Figure 3. The ability of two in vivo functional-grade anti-PD-1 blocking antibodies (clones RMP1-14 and 29F.1A12, both isotype rat IgG2a κ) to reduce tumor size in a CT26 syngeneic model was tested compared to an isotype control (rat IgG2a κ). Testing involved groups of eight mice, each dosed at 10 mg/kg (0 for PBS control) per intraperitoneal administration, with twice-weekly (BIW) dosing for three weeks. Both anti-PD-1 clones were efficacious. 

Isotype Controls in Analytical Assays and Flow Cytometry

While isotype controls are used in flow cytometry, they should be used with care to avoid variations compared to the primary antibody, including specificity, concentration, degree of aggregation, and fluorophore:antibody (F/P) ratio (3, 4). 

As in in vivo applications, the isotype control antibody should match the primary antibody in terms of host species and class.

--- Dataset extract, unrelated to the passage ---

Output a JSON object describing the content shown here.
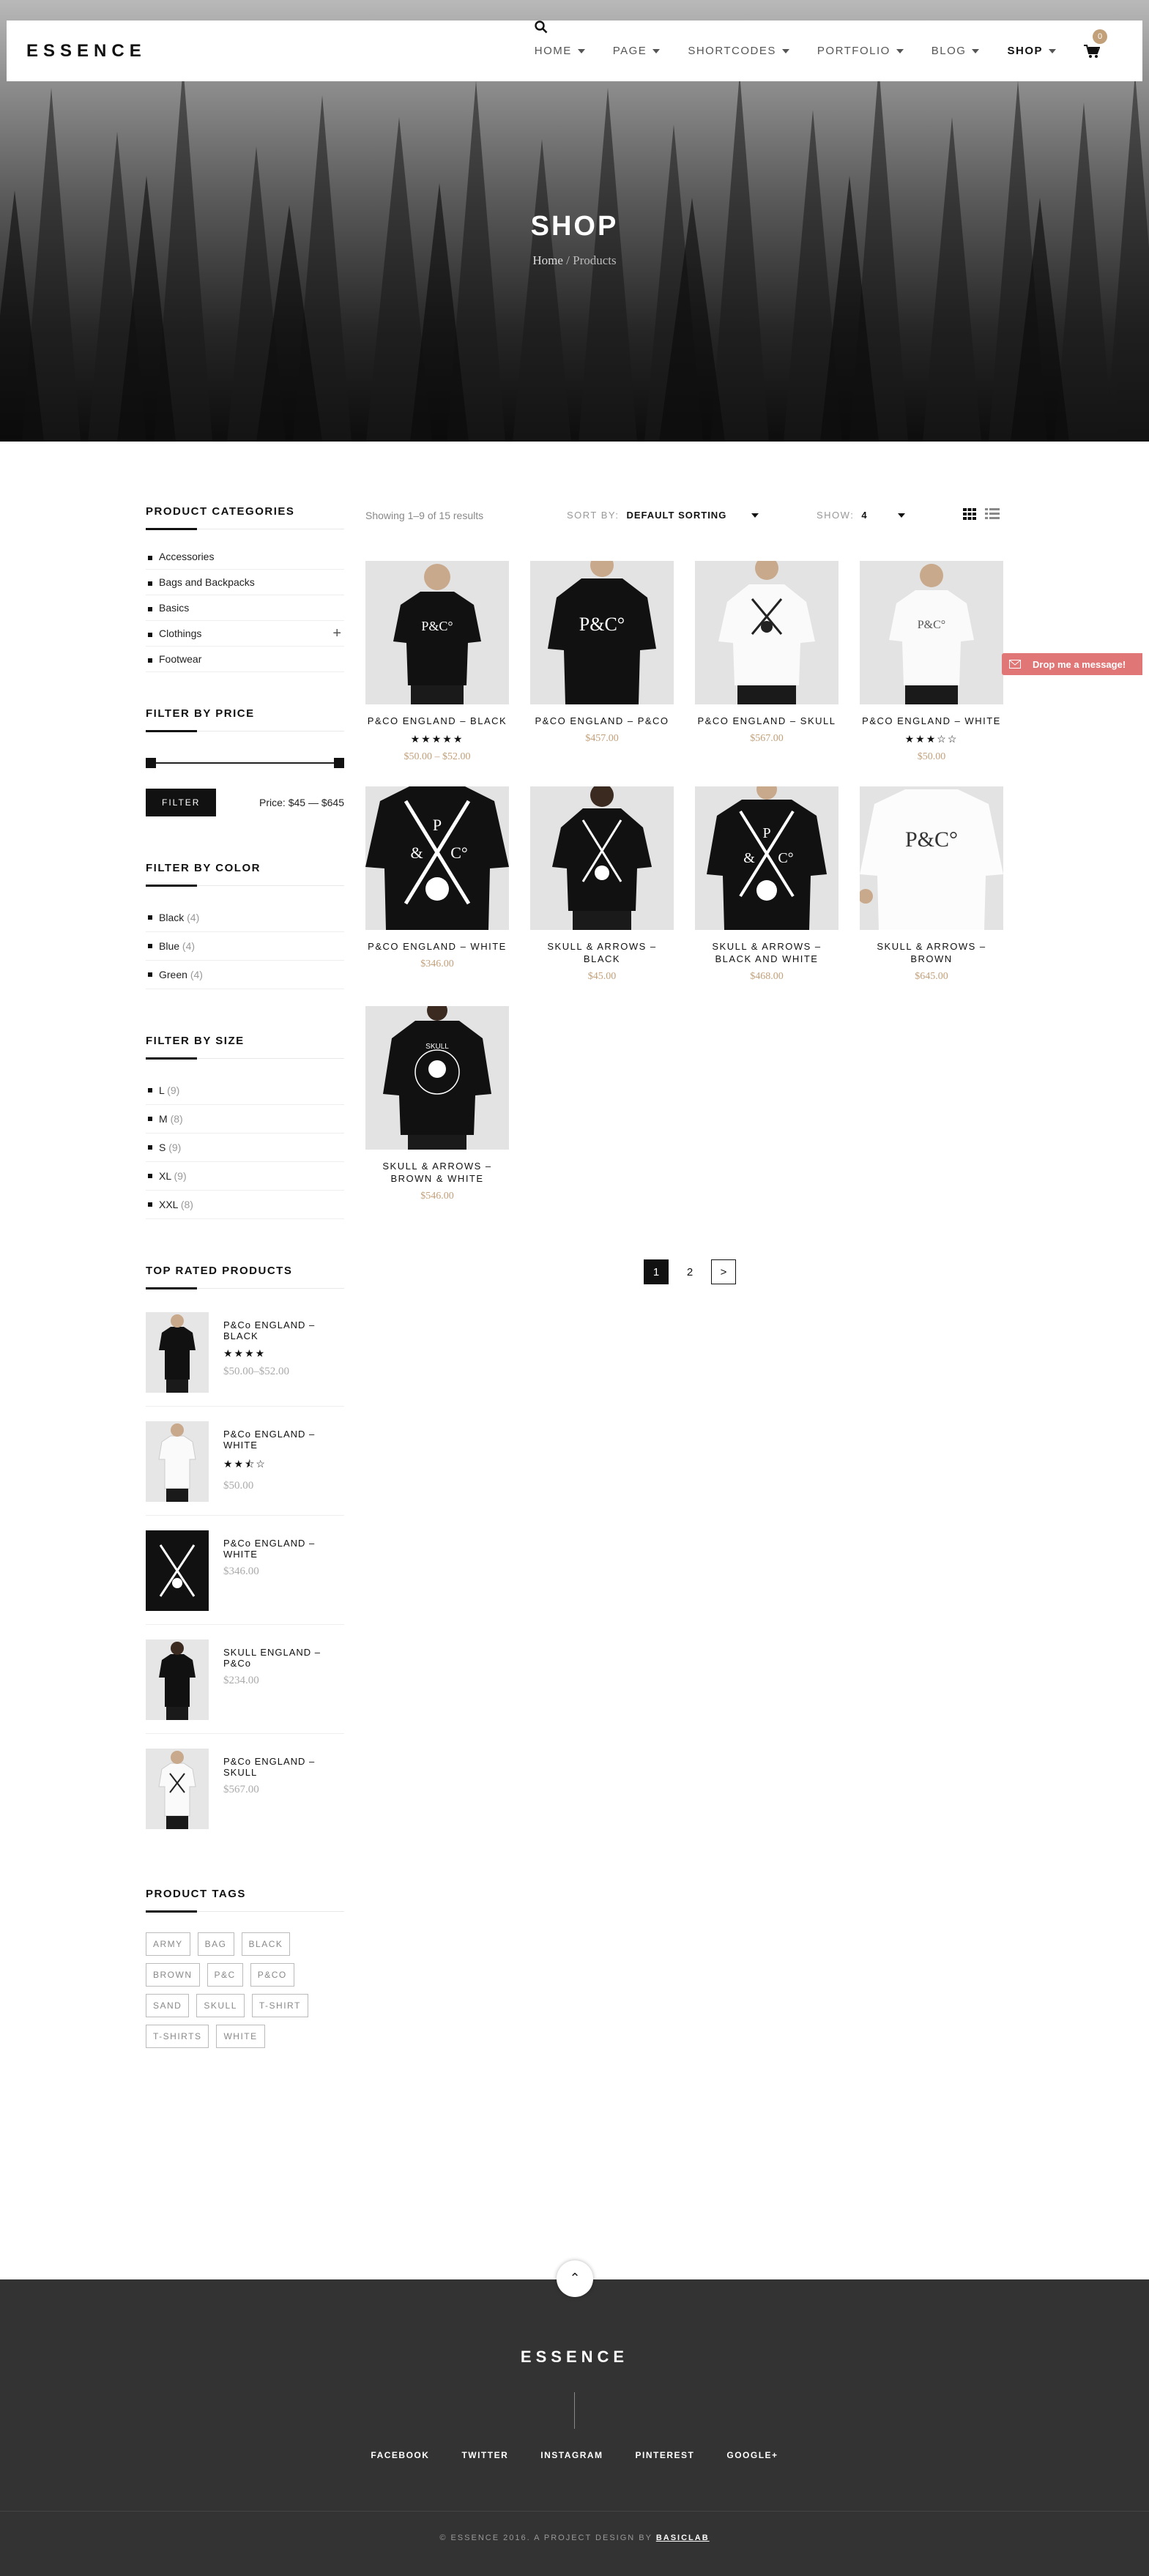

In addition, the following points should be considered to ensure the generation of accurate and reproducible data:

  • If the primary monoclonal antibody is conjugated with a fluorescent or enzymatic reporter molecule, the isotype control antibody should be conjugated with the same reporter molecule and at the same fluorophore or reporter:antibody ratio (F/P ratio). 
  • Purchase the isotype from the same supplier as the primary antibody as the F/P ratio can vary between suppliers. 
  • Use the same testing conditions when making comparisons, for example, antibody concentration, incubation times and temperatures, blocking and washing conditions, and detection methods.

Find out more about the range of isotype controls available from Leinco Technologies.

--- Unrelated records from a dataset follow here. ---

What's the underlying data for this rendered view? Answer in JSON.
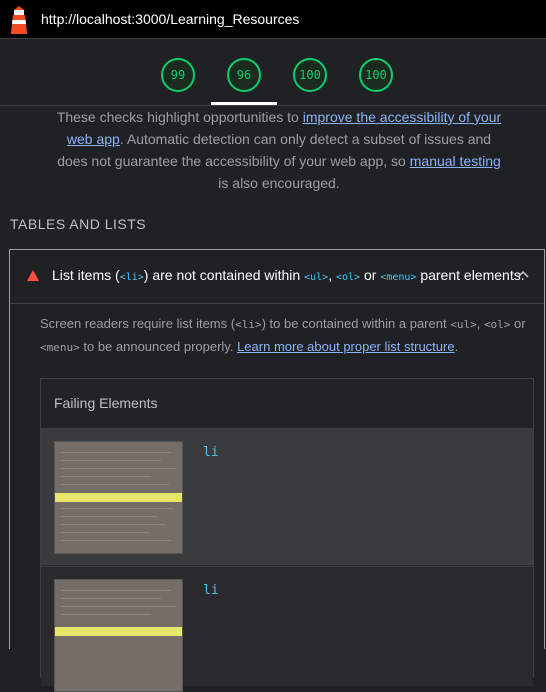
{
  "header": {
    "url": "http://localhost:3000/Learning_Resources"
  },
  "scores": [
    {
      "value": "99",
      "color": "#0cce6b"
    },
    {
      "value": "96",
      "color": "#0cce6b"
    },
    {
      "value": "100",
      "color": "#0cce6b"
    },
    {
      "value": "100",
      "color": "#0cce6b"
    }
  ],
  "intro": {
    "text1": "These checks highlight opportunities to ",
    "link1": "improve the accessibility of your web app",
    "text2": ". Automatic detection can only detect a subset of issues and does not guarantee the accessibility of your web app, so ",
    "link2": "manual testing",
    "text3": " is also encouraged."
  },
  "section": {
    "title": "TABLES AND LISTS"
  },
  "audit": {
    "title_a": "List items (",
    "code_li": "<li>",
    "title_b": ") are not contained within ",
    "code_ul": "<ul>",
    "sep1": ", ",
    "code_ol": "<ol>",
    "title_c": " or ",
    "code_menu": "<menu>",
    "title_d": " parent elements.",
    "desc_a": "Screen readers require list items (",
    "desc_li": "<li>",
    "desc_b": ") to be contained within a parent ",
    "desc_ul": "<ul>",
    "desc_sep": ", ",
    "desc_ol": "<ol>",
    "desc_c": " or ",
    "desc_menu": "<menu>",
    "desc_d": " to be announced properly. ",
    "learn_link": "Learn more about proper list structure",
    "desc_end": ".",
    "failing_header": "Failing Elements",
    "items": [
      {
        "node": "li"
      },
      {
        "node": "li"
      }
    ]
  }
}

  1. Townsend CL, et al. Significant differences in physicochemical properties of human immunoglobulin kappa and lambda CDR3 regions. Front Immunol. 2016 Sep 27;7:388. doi: 10.3389/fimmu.2016.00388. PMID: 27729912; PMCID: PMC5037968. 
  2. Montaño RF, and Morrison SL. Influence of the isotype of the light chain on the properties of IgG. J Immunol. 2002 Jan 1;168(1):224-31. doi: 10.4049/jimmunol.168.1.224. PMID: 11751966.
  3. Maecker HT, and Trotter J. Flow cytometry controls, instrument setup and determination of positivity. Cytometry Part A 2006; 69A:1037–1042
  4. Herzenberg L, et al. Interpreting flow cytometry data: A guide for the perplexed. Nature Immunology 2006; 7:681-685